de gb
Suchfunktion Lupe
OMC Carrers 360° - Changing jobs in the probation period is not taboo


Finally, the employment contract is signed!

You had an uncomfortable feeling, but safe is safe. And already in the first few weeks you notice that there was a reason for your suspicions and you feel uncomfortable. Reasons can come from unsatisfied promises, unexplained expectations and ideas, or the chemistry does not fit.


The employment contract is signed, you happily start your new job. Unexpectedly, your superior announces that management is being replaced, the Board is changing, reorganisation is pending. This means that the work environment is changing both on the personal level as well as at the working level. This often does not correspond to what you signed up for. And here, too, the question arises as to whether this corresponds to your ideas and whether you want to stay under the changed conditions.

In both scenarios, the question is how you should behave tactically. As a rule, it makes sense to talk to your superior and review your expectations, i.e. your assessments, assumptions, and conclusions about the current situation as well as the behaviour of others.



  • Familiarise yourself again with the reasons (motives, motivators, values, goals, ...) You wanted this job/position and rate these aspects in order of importance for you.
  • Go to the meeting with an interested appreciative attitude, in order to clarify with the relevant person what their expectations and objectives are.
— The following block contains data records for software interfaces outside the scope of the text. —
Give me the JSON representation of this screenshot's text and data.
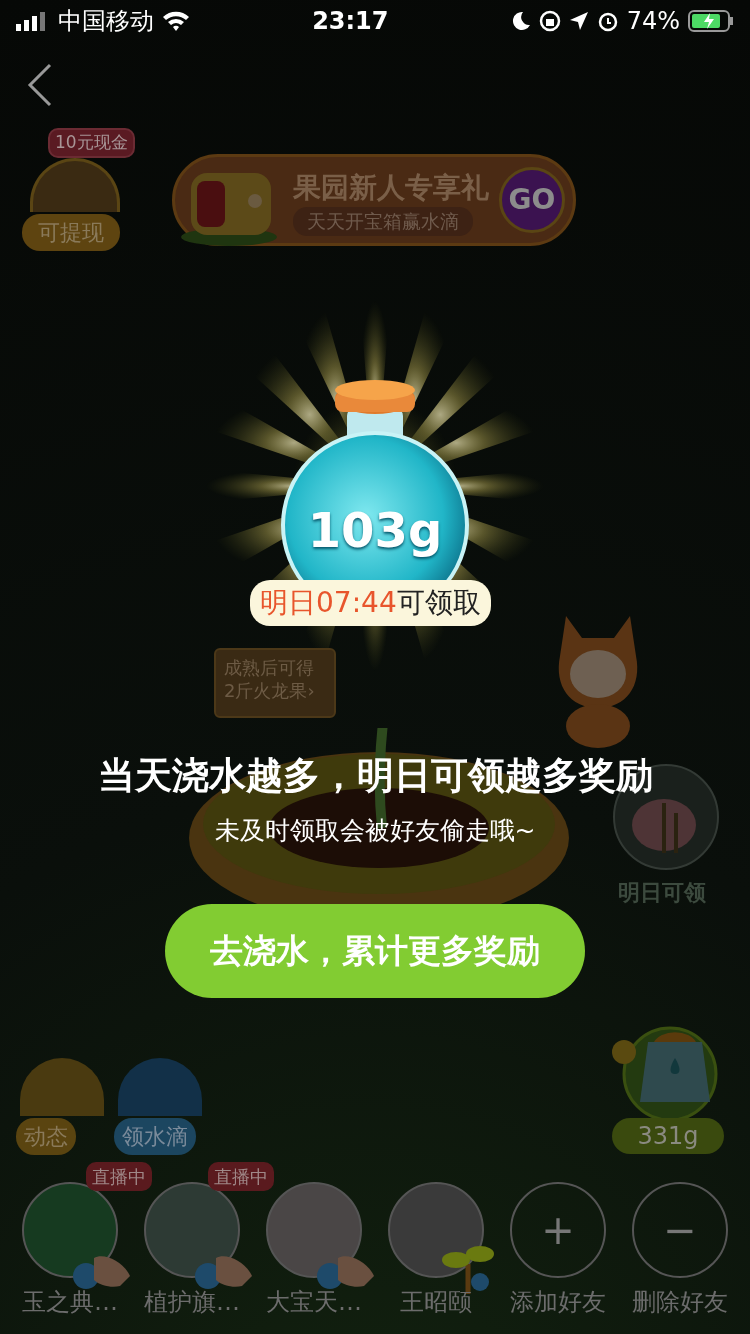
{
  "status_bar": {
    "carrier": "中国移动",
    "time": "23:17",
    "battery": "74%"
  },
  "withdraw": {
    "badge": "10元现金",
    "label": "可提现"
  },
  "promo_banner": {
    "title": "果园新人专享礼",
    "subtitle": "天天开宝箱赢水滴",
    "button": "GO"
  },
  "scene": {
    "sign_lines": [
      "成熟后可得",
      "2斤火龙果›"
    ],
    "tomorrow_label": "明日可领"
  },
  "side_buttons": [
    {
      "kind": "feed",
      "label": "动态"
    },
    {
      "kind": "drops",
      "label": "领水滴"
    }
  ],
  "kettle": {
    "amount": "331g"
  },
  "friends": [
    {
      "kind": "avatar",
      "name": "玉之典…",
      "badge": "直播中",
      "can_water": true
    },
    {
      "kind": "avatar",
      "name": "植护旗…",
      "badge": "直播中",
      "can_water": true
    },
    {
      "kind": "avatar",
      "name": "大宝天…",
      "can_water": true
    },
    {
      "kind": "avatar",
      "name": "王昭颐",
      "can_water": false
    },
    {
      "kind": "add",
      "name": "添加好友",
      "symbol": "+"
    },
    {
      "kind": "remove",
      "name": "删除好友",
      "symbol": "−"
    }
  ],
  "reward_popup": {
    "amount": "103g",
    "claim_time": "明日07:44",
    "claim_suffix": "可领取",
    "headline": "当天浇水越多，明日可领越多奖励",
    "subline": "未及时领取会被好友偷走哦~",
    "button": "去浇水，累计更多奖励"
  }
}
Ask questions to understand what your meeting partner really means (please turn off your own ideas!) and balance this with your priorities.
  • Now you can evaluate the pros and cons and draw your conclusions for further action. If necessary, it is also worth discussing it with an experienced career adviser and developing a strategy - especially with regard to career prospects, the job market, and livelihood.
  • If the result is negative from your point of view, resigning or a change in the probation period may be the means of choice and more sensible now than at a later date. The probation period is for both you and the employer to get to know each other and see whether it's the right fit - both professionally and personally.
  • If you decide to apply again, take note of your priorities (motivators, values, goals) and ask questions related to these in the interviews. Only when you question your meeting partner's statements with the aim of understanding each other can you get a (first) impression.
  • With your current employer, however, you should still reliably work on your tasks and contribute, because, despite prospective termination they should be able to speak positively about you. At this point you should keep your thoughts about changing to yourself, because you don't know when changing is possible.
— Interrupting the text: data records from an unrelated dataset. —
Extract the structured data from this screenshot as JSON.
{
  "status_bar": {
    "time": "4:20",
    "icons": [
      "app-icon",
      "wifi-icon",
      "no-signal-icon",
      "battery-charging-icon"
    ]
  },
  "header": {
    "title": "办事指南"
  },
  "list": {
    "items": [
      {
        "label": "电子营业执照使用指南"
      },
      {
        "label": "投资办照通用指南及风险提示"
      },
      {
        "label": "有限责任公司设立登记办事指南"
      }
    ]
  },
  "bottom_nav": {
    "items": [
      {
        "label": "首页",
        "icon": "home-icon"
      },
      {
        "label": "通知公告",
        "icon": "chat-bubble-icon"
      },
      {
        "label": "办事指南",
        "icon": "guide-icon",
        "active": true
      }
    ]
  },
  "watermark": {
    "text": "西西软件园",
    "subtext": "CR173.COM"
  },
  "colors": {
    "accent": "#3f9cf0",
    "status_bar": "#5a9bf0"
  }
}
What to watch for?

  • For your motivation letters, job interviews, and networking, you develop a credible, factual, and estimable explanation for your change. Note: do not make any allegations or accusations against your current employer. This looks untrustworthy and does not make you look good.
  • Ask for confidentiality in your motivation letter. Pay particular attention to companies that are connected to your employer - if possible it may be better to not officially apply here. Check as far as possible whether an application could have a boomerang effect for you, that is, your current employer will know about it.
  • Pay close attention to who gets information from you and what they will do with it - especially for recruiters or head-hunters.
  • Be careful with network contacts - only reveal your desire to change with absolutely trusted people. Xing leads the way - who knows whom is always astounding. It would be problematic for you if your current employer finds out from others that you want to change.

What is still important is that the next job should go as far as possible during the probation period and provide you with a perspective for approx. 3 - 5 years. Otherwise you will quickly be seen as a job hopper.

If you get a new employment contract, you have to resign from your current employer. You should notify them of this as soon as possible so that a replacement can be found as soon as possible for the former employment relationship.

BUT: Have a talk before the written resignation. Formulate an appreciative wording for this too. This allows you to continue to meet, for example, at events and trade fairs without reservations.

Claudia A. Cordt


OMC Carrers 360° - Changing jobs in the probation period is not taboo